That said, the documenting we did of all the meetings we had with management, individually and collectively was one of the most vital acts we did as union organizers. New York is one of the US states that allows individuals to record meetings with other people without seeking consent first. These recordings were essential in helping us make claims to the NLRB after we were fired.
I can see the great potential the tech industry has to be worker-empowered and how it is possible to build that future.
Now that I have had a bit of time to reflect on my time at Kickstarter and my whistleblowing journey, I recognize the lasting impact it has had on me. As part of the union organizing committee, I felt I was part of something bigger than myself and that was vitally important. I cannot imagine what it would be like to try to blow the whistle alone. But even with the support I had, the gaslighting by managers and the emotional turmoil I experienced as an individual and as a professional has left me deeply anxious in ways I never thought possible. It feels like social situations large and small are super high stakes and I can’t escape that feeling of people expecting me to fail. Ever since my name and the words “fired” and “union” appeared together in every major online newspaper, applying for work has been such a scary task. I’m honestly not sure if I will ever be able to work in tech again, and I’m not sure I want to.
Yet this incredible journey has allowed me to educate others about what it is like to try to unionize. As a Fellow at the Engelberg Center on Innovation Law and Policy at NYU’s School of Law, I wrote, hosted and produced a 10-part podcast series called the “Kickstarter Union Oral History.” I explored with my colleagues how the union drive started, the challenges we faced and the aftermath of forming the very first tech union in the United States.
I look at tech through such a different lens now. The problems we faced at Kickstarter are not new. They exist across the tech industry and in every industry and in every organization that has hierarchical power structures. But I haven’t completely lost my optimism; I can see the great potential the tech industry has to be worker-empowered and how it is possible to build that future.
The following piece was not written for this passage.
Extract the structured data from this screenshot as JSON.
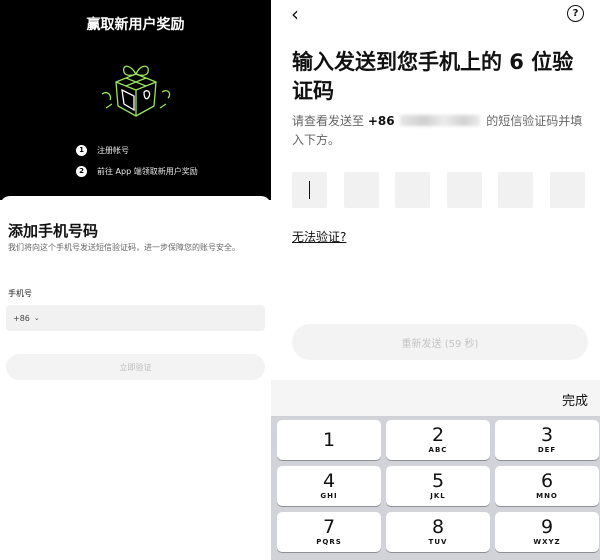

Before I actually did the hard work to organize with my colleagues and blew the whistle, it was all just a dreamy idea to me. Now I can see the green shoots popping up everywhere as union drives are happening across tech. Some won’t be successful, but I hope many will be.